Philip and Andrew Oliver have admitted their bid to fund a new Dizzy game on Kickstarter is almost certain to end in failure after raising just £23,000 of its £350,000 goal with eight days left on the clock.
Just 770 people have backed the project, which at the time of writing has raised £24,525 – barely one-fifteenth of the total required. In a lengthy, candid update on the Dizzy Returns Kickstarter page, the pair admit that they could have handled things better.
“As of today, the total amount pledged stands at just over £23,000 of our funding goal,” the post reads. “In order to meet that we’d need over £40,000 pledged every day, and realistically that’s not going to happen.
“When we started the Dizzy Returns campaign we were in the pre-development stage, concepting characters, locations and game mechanics. Many of you asked to see a demo or some gameplay footage – unfortunately that doesn’t exist yet, because of the simple fact that we haven’t begun actually making the game.
“As we have learnt all too well, starting the campaign this early in pre-development has made it much harder to communicate our vision of Dizzy Returns, and there’s no denying that we should and could have done this better.”
No doubt this was a contributing factor – but it was far from the only one. While there is doubtless a significant number of people out there who would be interested in a new Dizzy game, what the Oliver Twins were pitching bore little resemblence to the 1980s originals that are so fondly remembered. Dizzy Returns would be five times larger than the old games, the pair said, with over 200 physics, light and time-based puzzles. There was even talk of concurrent quests.
While specific mistakes were made, Dizzy Returns seems also to have fallen foul of a general sense of fatigue setting it at Kickstarter projects founded largely, if not solely, on nostalgia. Kickstarter’s recent launch in the UK, coming over eight months after Double Fine Adventure showed the game industry the true potential of crowdfunding, has naturally resulted in a number of UK developers launching projects of their own. Given Tim Schafer’s success it’s understandable, too, that many of those projects were for reboots or remakes of long-lost, much-missed genres and series that risk-averse publishers aren’t prepared to fund.

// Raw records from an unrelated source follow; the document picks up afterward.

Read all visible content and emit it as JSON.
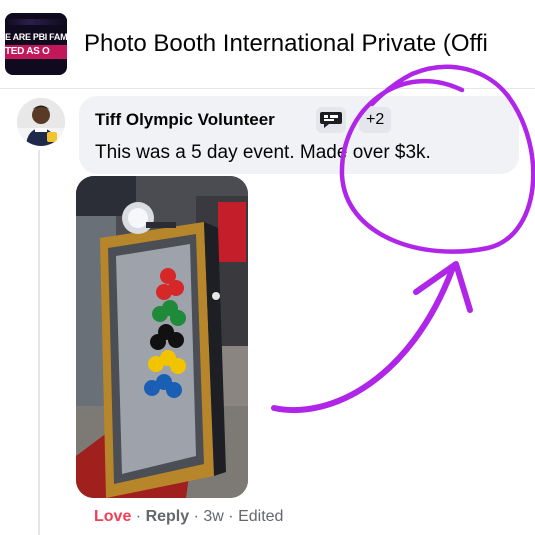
{
  "group": {
    "name": "Photo Booth International Private (Offi",
    "avatar_line1": "E ARE PBI FAMI",
    "avatar_line2": "TED AS O"
  },
  "comment": {
    "author": "Tiff Olympic Volunteer",
    "badge_icon": "chat-bubble-badge-icon",
    "badge_count": "+2",
    "text": "This was a 5 day event. Made over $3k.",
    "photo": "photo-booth-mirror-with-balloons"
  },
  "actions": {
    "love": "Love",
    "reply": "Reply",
    "time": "3w",
    "edited": "Edited",
    "separator": "·"
  },
  "colors": {
    "love": "#f33e58",
    "annotation": "#b026e8",
    "bubble": "#f0f2f5",
    "meta": "#65676b"
  },
  "annotation": {
    "circle": "circle-highlight-icon",
    "arrow": "curved-arrow-icon"
  }
}
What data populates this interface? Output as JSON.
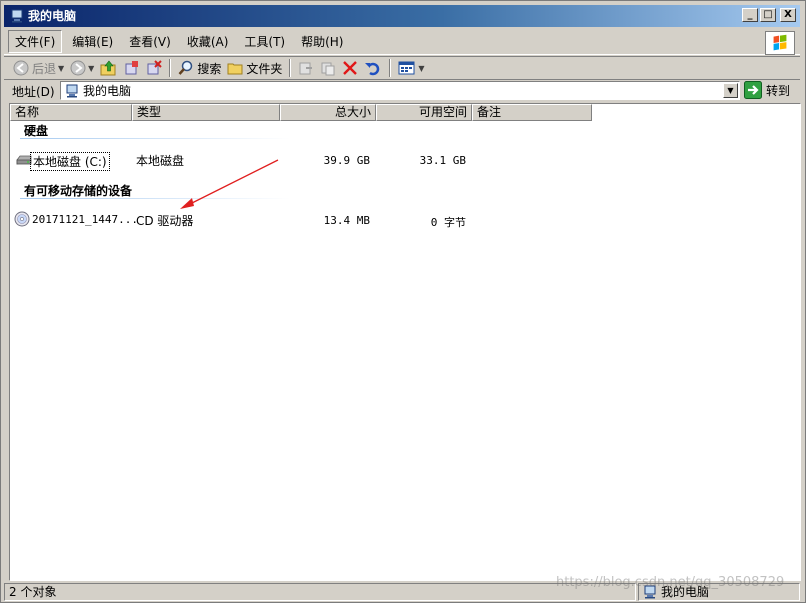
{
  "window": {
    "title": "我的电脑",
    "minimize": "_",
    "maximize": "□",
    "close": "X"
  },
  "menu": [
    {
      "label": "文件(F)"
    },
    {
      "label": "编辑(E)"
    },
    {
      "label": "查看(V)"
    },
    {
      "label": "收藏(A)"
    },
    {
      "label": "工具(T)"
    },
    {
      "label": "帮助(H)"
    }
  ],
  "toolbar": {
    "back_label": "后退",
    "search_label": "搜索",
    "folders_label": "文件夹"
  },
  "address": {
    "label": "地址(D)",
    "value": "我的电脑",
    "go_label": "转到"
  },
  "columns": [
    {
      "label": "名称"
    },
    {
      "label": "类型"
    },
    {
      "label": "总大小"
    },
    {
      "label": "可用空间"
    },
    {
      "label": "备注"
    }
  ],
  "groups": [
    {
      "title": "硬盘",
      "items": [
        {
          "name": "本地磁盘 (C:)",
          "type": "本地磁盘",
          "total": "39.9 GB",
          "free": "33.1 GB",
          "icon": "hard-drive-icon"
        }
      ]
    },
    {
      "title": "有可移动存储的设备",
      "items": [
        {
          "name": "20171121_1447...",
          "type": "CD 驱动器",
          "total": "13.4 MB",
          "free": "0 字节",
          "icon": "cd-drive-icon"
        }
      ]
    }
  ],
  "status": {
    "count": "2 个对象",
    "location": "我的电脑"
  },
  "watermark": "https://blog.csdn.net/qq_30508729",
  "colors": {
    "titlebar_start": "#0a246a",
    "titlebar_end": "#a6caf0",
    "face": "#d4d0c8",
    "annotation_arrow": "#e02020"
  }
}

And, arguably, the Oliver Twins were just too late. David Braben, with Elite Dangerous, and Peter Molyneux, with spiritual Populous successor Godus, beat them to it, and both prompted much eye-rolling. Braben’s request for a million pounds seemed fanciful until he produced video footage showing that the game was already some way into development. Molyneux’s project, meanwhile, launched while his 22Cans studio was under fire for connectivity issues with iOS and Android experiment Curiosity – What’s In The Cube, and is only 60 per cent funded with eight days remaining.
To their credit, the Olivers aren’t cancelling the project; they’re leaving it open, promising to spend the remaining days revealing the work they’ve done to date. Perhaps they’re still hopeful of an improbable comeback. Either way, we’re suddenly facing the very real prospect of Kickstarter turning from an exciting new business model to a tiresome last chance saloon for the naïve and interminably nostalgic in the space of nine months. Even at the pace this industry moves, that’s quite a turnaround.